The form of the dramatic disputation is exemplified by several hymns on Christ's descent into hell that celebrate his cosmic victory over Death. In one such hymn, Death addresses Christ on the cross, challenging and taunting him in his apparent weakness. Then Jesus signals his own death with a loud cry ("Our Lord's voice rang out thunderously in Sheol"), and angels of light illumine the darkness of hell. Seized by terrible fear, Death repents of its prideful words, confesses Jesus as king, and submissively hands over Adam as the first fruits of death with the words: "As first hostage I give you Adam's body. Ascend now and reign over all, and when I hear your trumpet call, with my own hands I will bring forth the dead at your coming" (Brock, 1983, p. 44). The hymn ends in a crescendo of praise to Christ that is typical of Ephraem's poetry.

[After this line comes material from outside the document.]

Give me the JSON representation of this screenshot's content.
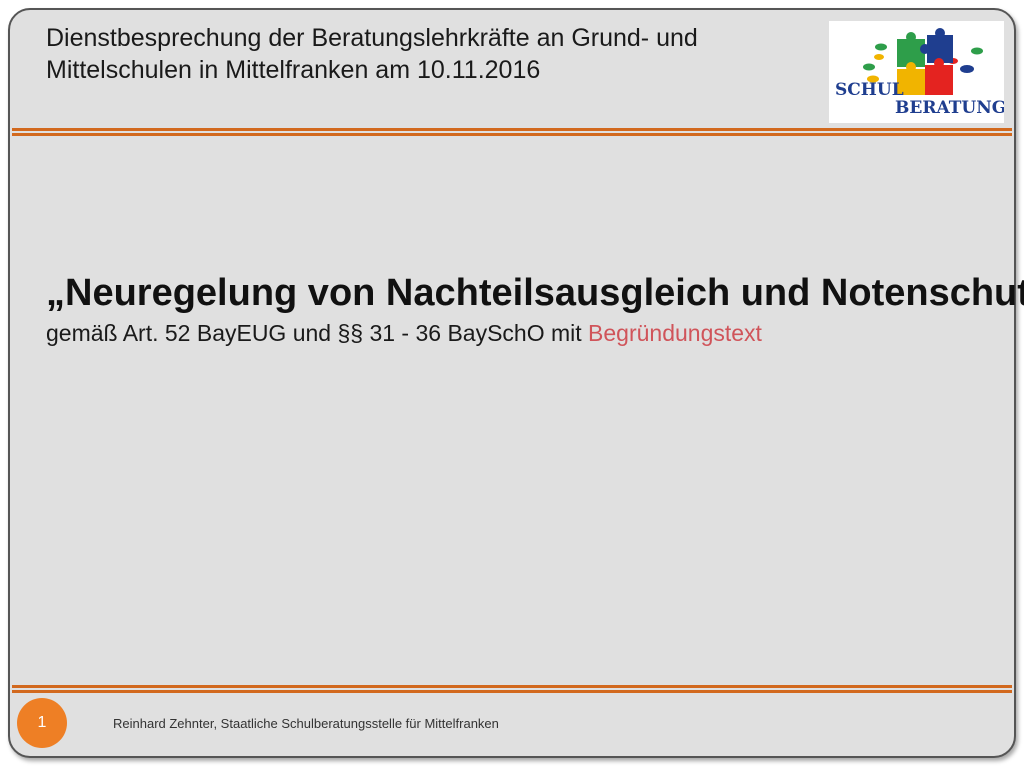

The following sources and studies can be recommended for further reading. A systematic study of Ephraem's theology is yet to be written.

Beck, Edmund, ed. Corpus Scriptorum Christianorum Orientalium, Scriptores Syri. Louvain, 19551975. The standard editions of the hymns and homilies of Ephraem, with German translations, are available in different volumes in this series.

Brock, Sebastian, trans. The Harp of the Spirit. Studies Supplementary to Sobornost, no. 4. San Bernardino, Calif., 1983. The best collection of English translations of seventeen of Ephraem's hymns and the Homily on the Nativity.

Gwynn, John, ed. Selections from the Hymns and Homilies of Ephraim the Syrian. Select Library of Nicene and Post-Nicene Fathers, second series, vol. 8, pt. 2. Grand Rapids, Mich., 1969. English translations of the hymns on nativity, Epiphany, faith, and Nisibis, as well as of the homilies on the Lord, repentance, and the Sinful Woman.

Murray, Robert. Symbols of Church and Kingdom: A Study in Early Syriac Tradition. London, 1975. A pioneering exploration of sources and themes of early Syrian writers, especially Aphraates and Ephraem, dealing with Christ and the church.

Vööbus, Arthur. Literary, Critical and Historical Studies in Ephrem the Syrian. Uppsala, 1958. An analysis of the sources, life, thought, and role of Ephraem in the tradition of Syrian monasticism.

Theodore Stylianopoulos (1987)